INPUT =
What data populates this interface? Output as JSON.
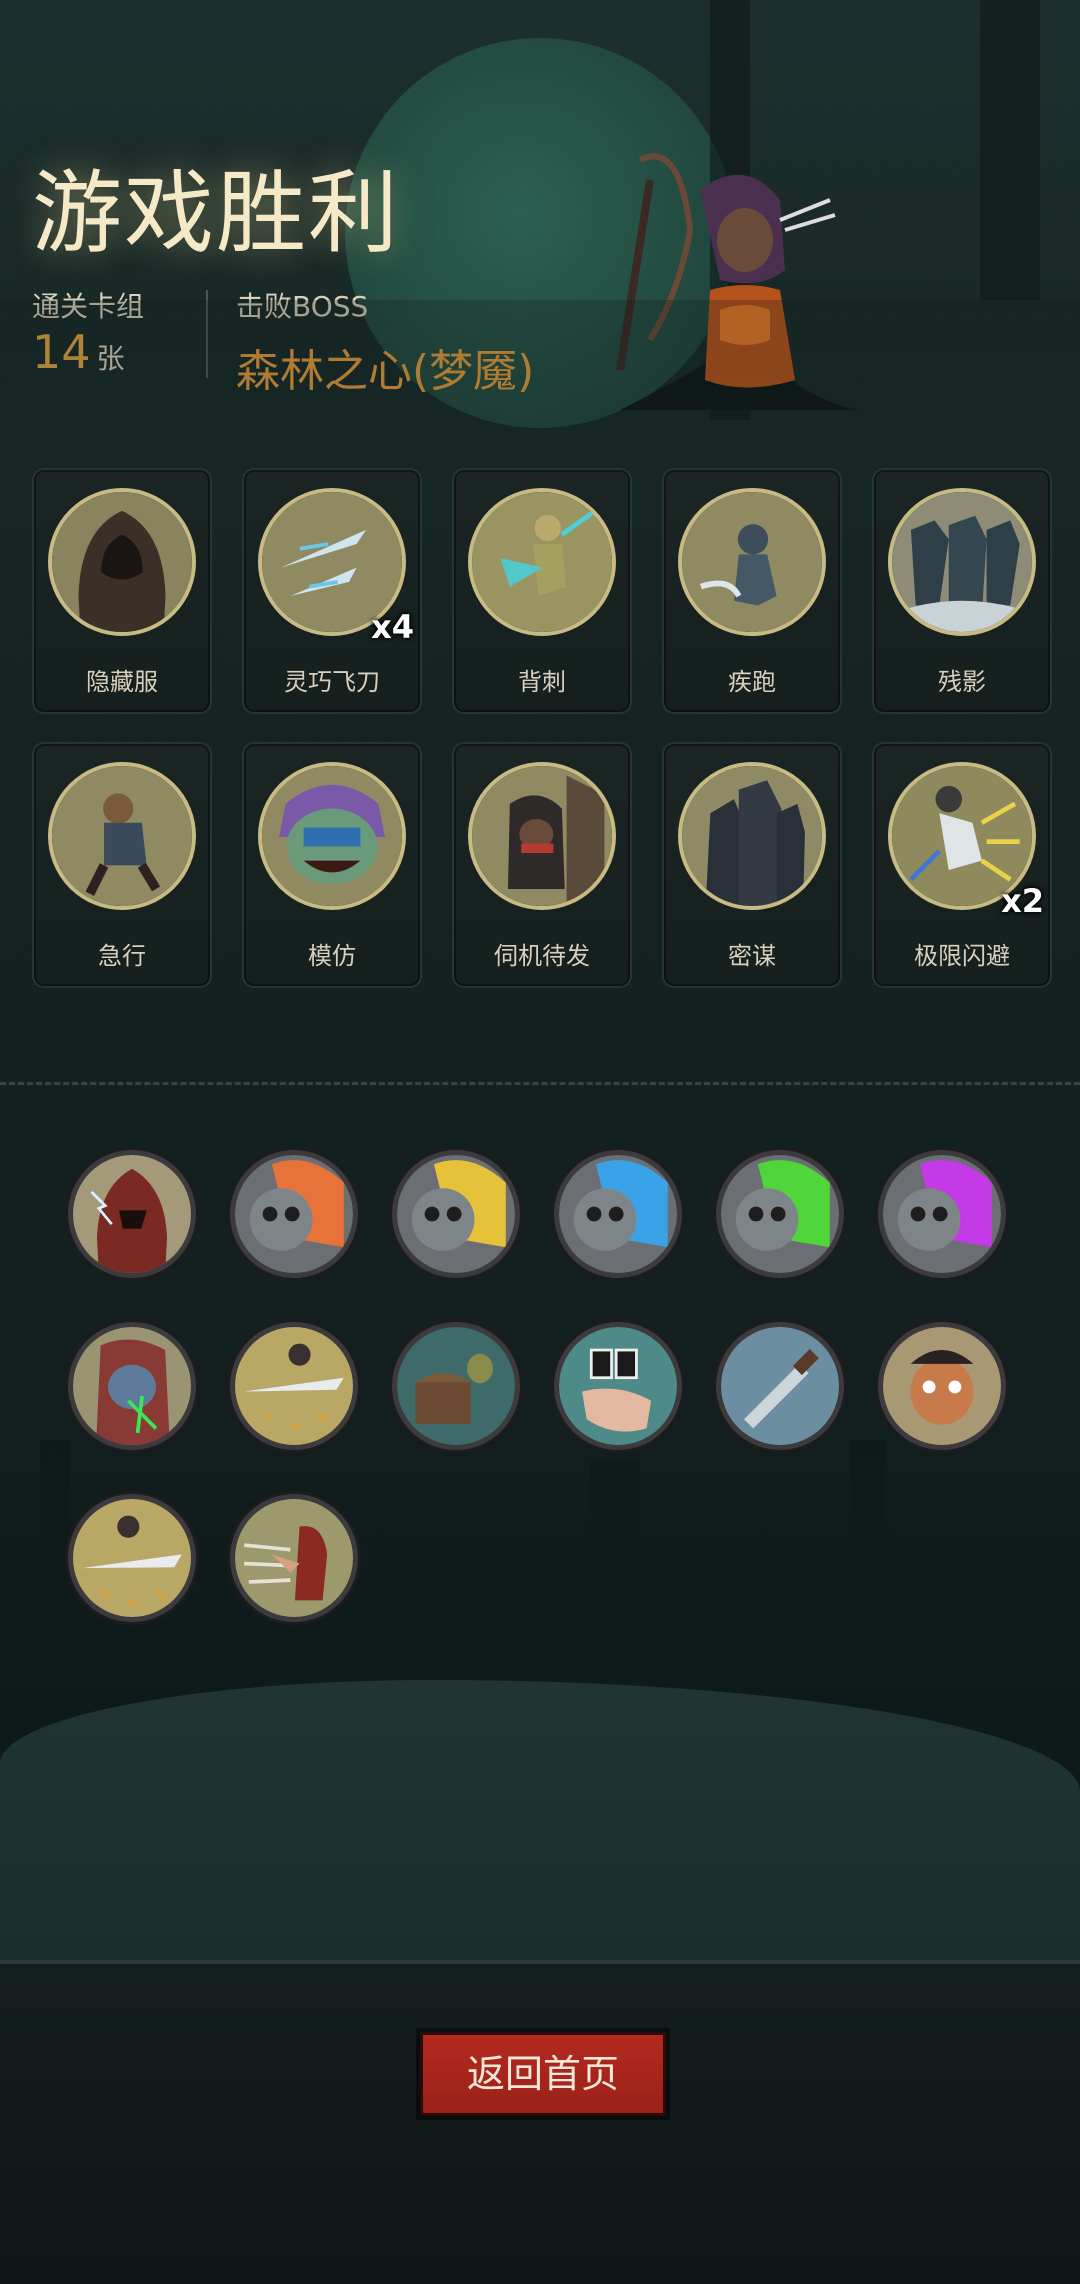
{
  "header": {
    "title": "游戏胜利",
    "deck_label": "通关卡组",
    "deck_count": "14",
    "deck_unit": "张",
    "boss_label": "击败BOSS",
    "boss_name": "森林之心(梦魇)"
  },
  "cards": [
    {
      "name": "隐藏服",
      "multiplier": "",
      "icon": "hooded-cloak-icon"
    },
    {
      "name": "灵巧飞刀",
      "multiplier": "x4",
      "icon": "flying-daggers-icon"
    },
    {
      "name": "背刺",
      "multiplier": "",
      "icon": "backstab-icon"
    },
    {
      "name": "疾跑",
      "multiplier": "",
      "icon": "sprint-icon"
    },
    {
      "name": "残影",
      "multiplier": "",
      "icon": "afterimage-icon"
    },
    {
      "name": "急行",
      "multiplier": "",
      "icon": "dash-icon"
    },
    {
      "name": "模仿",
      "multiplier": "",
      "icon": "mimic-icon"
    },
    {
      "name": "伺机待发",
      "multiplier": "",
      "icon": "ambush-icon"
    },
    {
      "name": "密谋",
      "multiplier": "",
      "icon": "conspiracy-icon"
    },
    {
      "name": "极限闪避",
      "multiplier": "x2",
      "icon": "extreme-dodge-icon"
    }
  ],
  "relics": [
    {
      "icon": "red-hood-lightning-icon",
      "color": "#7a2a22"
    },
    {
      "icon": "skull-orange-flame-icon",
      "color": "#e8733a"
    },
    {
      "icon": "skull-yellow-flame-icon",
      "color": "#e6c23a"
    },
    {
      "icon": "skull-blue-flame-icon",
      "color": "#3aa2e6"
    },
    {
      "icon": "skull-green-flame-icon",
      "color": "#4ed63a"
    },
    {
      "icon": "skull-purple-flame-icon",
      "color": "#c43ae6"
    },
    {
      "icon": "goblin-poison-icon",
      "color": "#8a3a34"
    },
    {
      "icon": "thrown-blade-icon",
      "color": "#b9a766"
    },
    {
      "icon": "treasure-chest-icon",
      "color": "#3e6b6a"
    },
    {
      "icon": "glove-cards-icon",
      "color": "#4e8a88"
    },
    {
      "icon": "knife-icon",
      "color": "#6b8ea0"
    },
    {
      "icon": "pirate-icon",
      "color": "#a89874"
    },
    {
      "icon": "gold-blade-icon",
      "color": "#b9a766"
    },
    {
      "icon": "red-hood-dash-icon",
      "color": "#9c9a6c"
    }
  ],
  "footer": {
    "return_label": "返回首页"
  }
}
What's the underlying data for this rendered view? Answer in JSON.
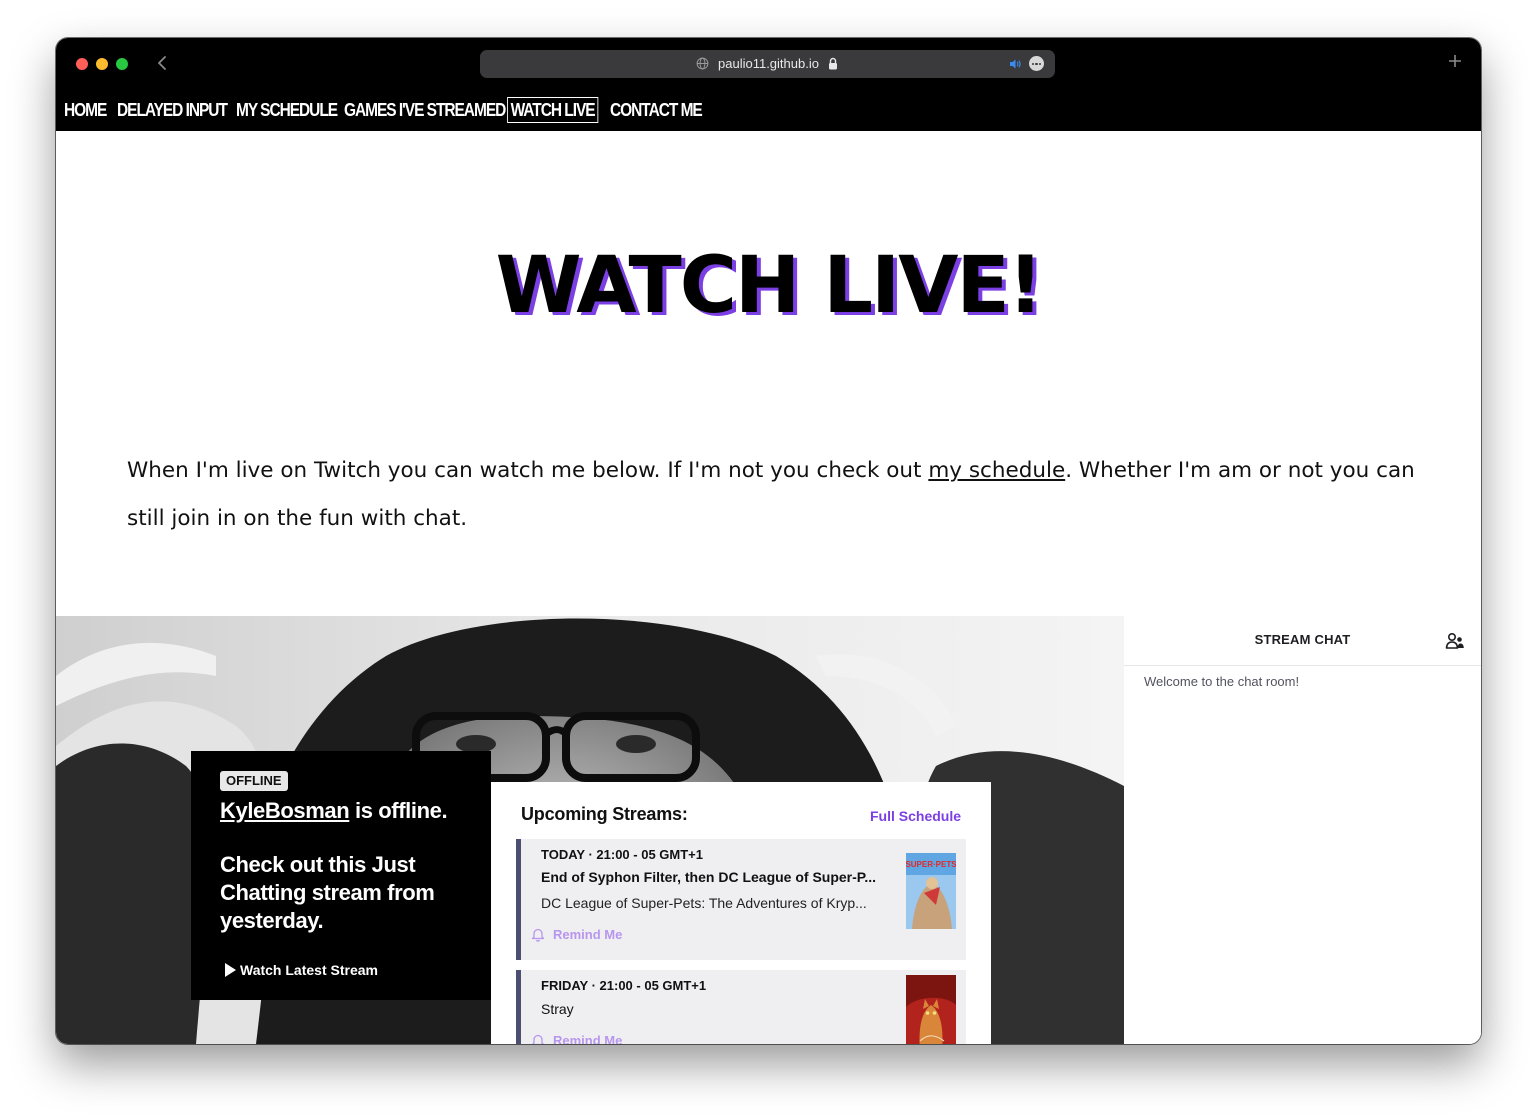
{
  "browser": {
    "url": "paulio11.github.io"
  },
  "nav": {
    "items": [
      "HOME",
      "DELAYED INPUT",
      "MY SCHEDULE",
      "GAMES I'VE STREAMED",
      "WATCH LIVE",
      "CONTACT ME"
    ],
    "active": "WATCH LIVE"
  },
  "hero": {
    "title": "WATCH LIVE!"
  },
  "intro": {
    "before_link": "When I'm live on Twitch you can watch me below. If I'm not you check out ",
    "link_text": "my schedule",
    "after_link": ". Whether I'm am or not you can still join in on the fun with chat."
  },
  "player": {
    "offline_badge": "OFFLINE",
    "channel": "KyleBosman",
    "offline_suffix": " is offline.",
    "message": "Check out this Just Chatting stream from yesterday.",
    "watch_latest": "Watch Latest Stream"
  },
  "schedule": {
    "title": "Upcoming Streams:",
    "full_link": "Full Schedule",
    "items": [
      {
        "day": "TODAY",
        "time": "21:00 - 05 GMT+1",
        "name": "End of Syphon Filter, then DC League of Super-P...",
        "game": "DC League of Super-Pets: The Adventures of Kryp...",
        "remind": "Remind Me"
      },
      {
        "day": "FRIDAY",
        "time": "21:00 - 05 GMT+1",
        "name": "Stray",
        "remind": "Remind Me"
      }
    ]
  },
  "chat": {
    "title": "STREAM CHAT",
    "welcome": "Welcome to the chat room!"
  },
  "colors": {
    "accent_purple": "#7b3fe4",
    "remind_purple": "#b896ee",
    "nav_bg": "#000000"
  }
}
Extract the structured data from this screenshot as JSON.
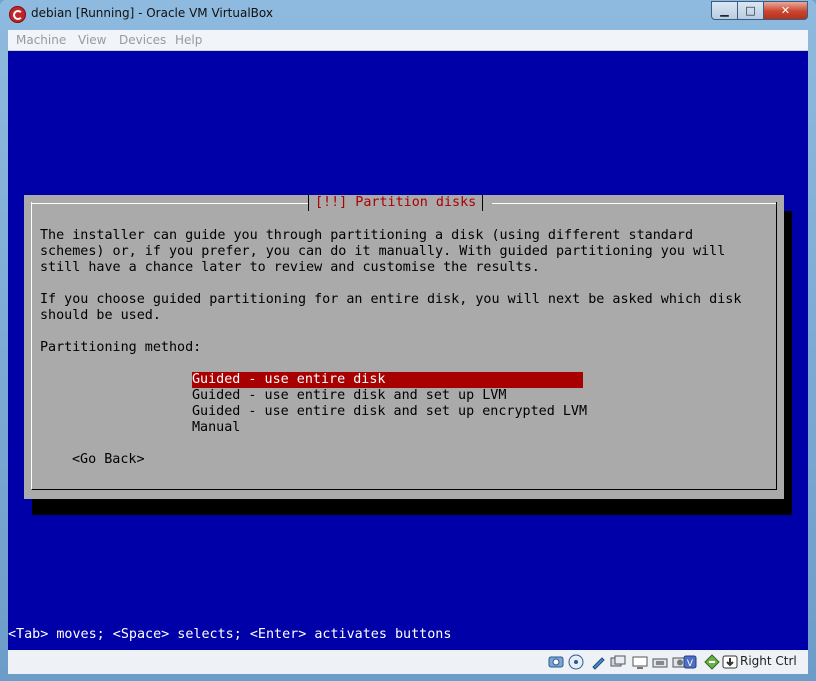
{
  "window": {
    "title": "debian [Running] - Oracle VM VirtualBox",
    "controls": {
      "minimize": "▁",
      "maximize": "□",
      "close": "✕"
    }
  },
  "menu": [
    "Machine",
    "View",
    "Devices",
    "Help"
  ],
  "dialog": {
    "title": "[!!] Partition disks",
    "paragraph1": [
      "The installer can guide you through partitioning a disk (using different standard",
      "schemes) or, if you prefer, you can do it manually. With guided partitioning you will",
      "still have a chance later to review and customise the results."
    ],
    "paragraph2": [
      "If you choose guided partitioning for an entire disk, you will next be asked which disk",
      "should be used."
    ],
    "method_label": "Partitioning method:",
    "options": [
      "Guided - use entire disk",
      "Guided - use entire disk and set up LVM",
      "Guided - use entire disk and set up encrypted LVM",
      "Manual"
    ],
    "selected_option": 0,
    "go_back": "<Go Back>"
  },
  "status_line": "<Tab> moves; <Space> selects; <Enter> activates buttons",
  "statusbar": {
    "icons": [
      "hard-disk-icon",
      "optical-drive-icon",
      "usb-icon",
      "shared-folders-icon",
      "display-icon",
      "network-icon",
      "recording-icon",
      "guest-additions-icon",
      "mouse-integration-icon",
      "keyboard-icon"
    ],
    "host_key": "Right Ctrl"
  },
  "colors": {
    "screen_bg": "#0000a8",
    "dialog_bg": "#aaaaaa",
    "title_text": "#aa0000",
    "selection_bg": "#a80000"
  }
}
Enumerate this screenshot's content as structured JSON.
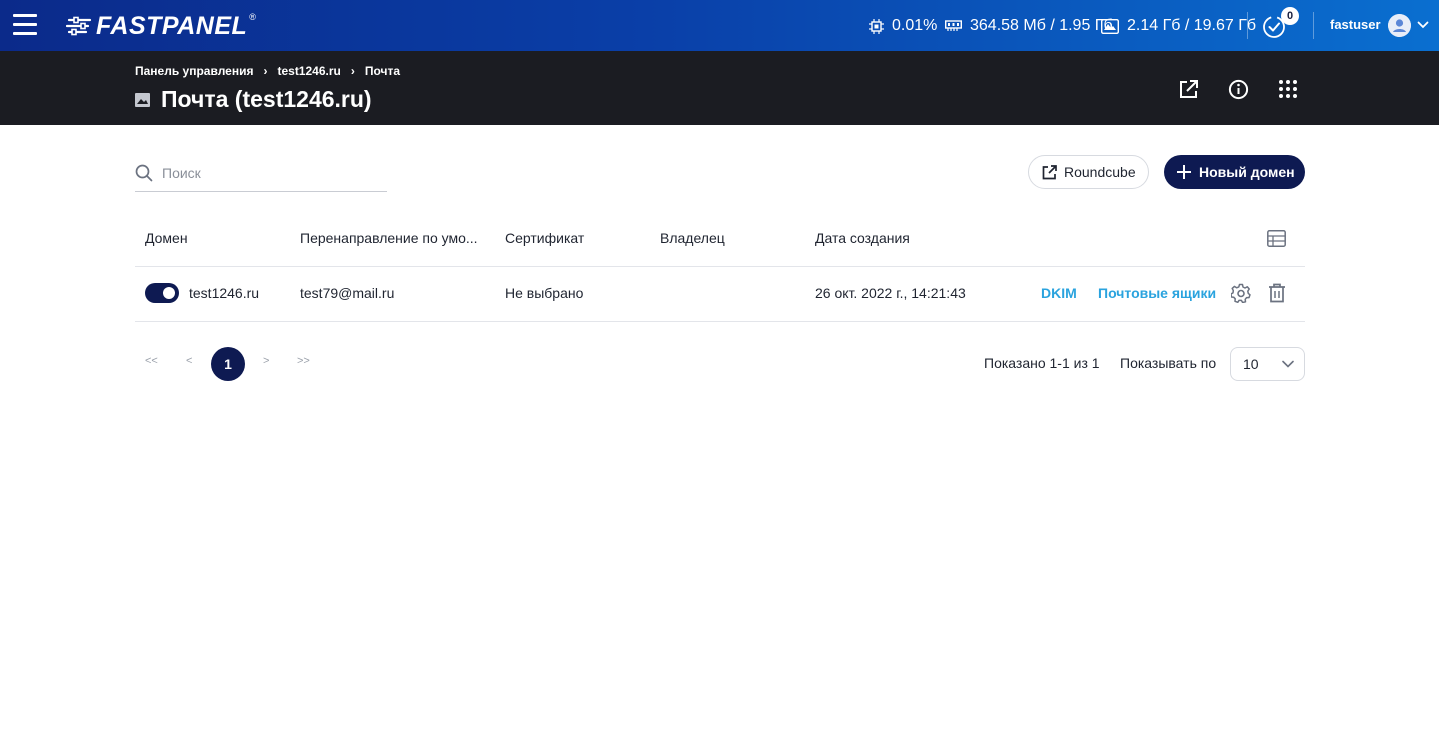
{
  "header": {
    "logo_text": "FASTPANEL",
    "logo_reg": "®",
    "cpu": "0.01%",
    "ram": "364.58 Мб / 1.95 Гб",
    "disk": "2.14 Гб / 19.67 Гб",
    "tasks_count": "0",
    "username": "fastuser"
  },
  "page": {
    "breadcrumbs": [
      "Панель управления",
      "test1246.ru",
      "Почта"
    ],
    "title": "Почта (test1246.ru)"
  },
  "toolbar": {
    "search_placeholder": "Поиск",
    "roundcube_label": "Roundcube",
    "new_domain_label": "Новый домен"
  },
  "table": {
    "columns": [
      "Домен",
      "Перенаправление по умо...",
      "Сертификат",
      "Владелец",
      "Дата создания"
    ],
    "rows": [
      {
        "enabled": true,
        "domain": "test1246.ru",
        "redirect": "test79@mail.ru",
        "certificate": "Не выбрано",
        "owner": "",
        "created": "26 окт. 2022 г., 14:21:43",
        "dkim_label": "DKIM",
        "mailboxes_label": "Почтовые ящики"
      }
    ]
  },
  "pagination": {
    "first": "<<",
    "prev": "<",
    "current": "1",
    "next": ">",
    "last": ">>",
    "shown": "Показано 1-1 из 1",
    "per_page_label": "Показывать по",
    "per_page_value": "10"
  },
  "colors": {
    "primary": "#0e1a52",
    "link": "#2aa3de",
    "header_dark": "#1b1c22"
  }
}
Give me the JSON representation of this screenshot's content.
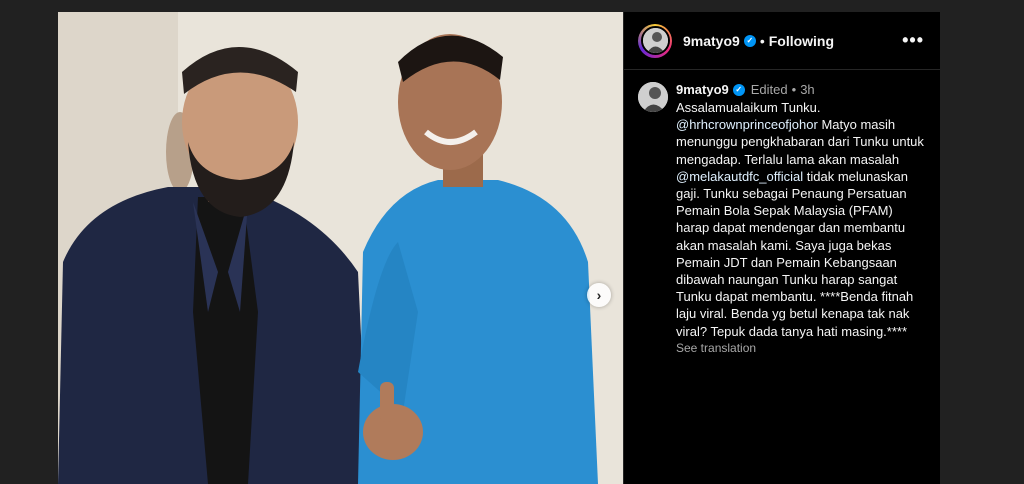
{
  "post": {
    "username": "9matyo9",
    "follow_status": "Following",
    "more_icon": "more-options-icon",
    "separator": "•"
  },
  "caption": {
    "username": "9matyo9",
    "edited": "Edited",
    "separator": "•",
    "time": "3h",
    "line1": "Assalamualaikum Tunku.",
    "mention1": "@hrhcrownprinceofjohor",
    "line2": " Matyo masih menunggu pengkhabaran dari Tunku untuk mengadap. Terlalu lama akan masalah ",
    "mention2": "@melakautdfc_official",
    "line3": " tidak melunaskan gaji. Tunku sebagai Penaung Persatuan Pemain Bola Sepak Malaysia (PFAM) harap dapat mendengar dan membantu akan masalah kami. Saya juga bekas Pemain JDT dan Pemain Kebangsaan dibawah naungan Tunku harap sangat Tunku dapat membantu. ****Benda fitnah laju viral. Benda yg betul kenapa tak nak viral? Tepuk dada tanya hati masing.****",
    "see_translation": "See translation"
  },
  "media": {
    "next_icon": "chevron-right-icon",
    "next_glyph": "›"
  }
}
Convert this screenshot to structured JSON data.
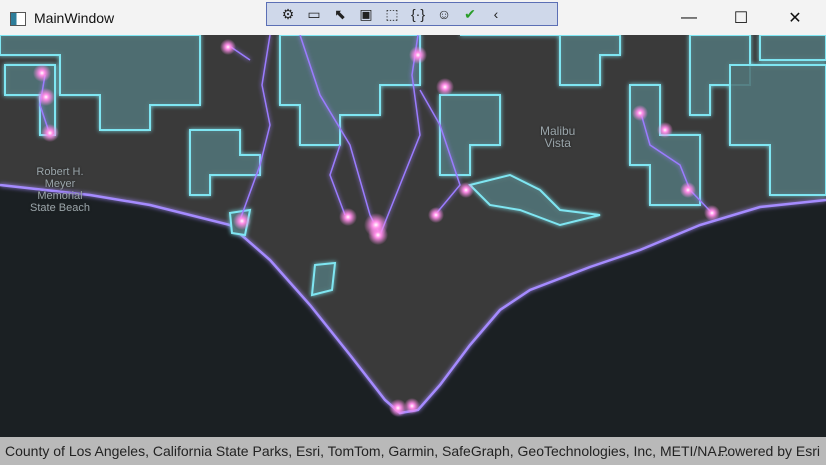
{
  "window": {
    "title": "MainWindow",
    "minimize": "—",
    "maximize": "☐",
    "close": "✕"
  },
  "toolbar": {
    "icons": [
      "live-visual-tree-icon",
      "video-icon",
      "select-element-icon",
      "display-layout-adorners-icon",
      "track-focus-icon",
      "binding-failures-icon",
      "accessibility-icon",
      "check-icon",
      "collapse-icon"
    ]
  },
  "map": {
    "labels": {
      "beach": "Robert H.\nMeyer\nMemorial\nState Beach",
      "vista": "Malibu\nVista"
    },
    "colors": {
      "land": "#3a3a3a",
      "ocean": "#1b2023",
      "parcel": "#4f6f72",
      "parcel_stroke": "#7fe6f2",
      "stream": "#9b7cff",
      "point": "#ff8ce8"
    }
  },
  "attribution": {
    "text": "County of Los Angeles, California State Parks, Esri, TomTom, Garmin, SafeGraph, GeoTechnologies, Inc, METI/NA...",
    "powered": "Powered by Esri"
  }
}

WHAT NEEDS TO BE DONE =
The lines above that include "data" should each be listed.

PROBLEM SOLUTION =
What data populates this interface? Output as JSON.
What's the underlying data for this rendered view? Answer in JSON.
Extract the structured data from this screenshot as JSON.
Convert this screenshot to structured JSON data.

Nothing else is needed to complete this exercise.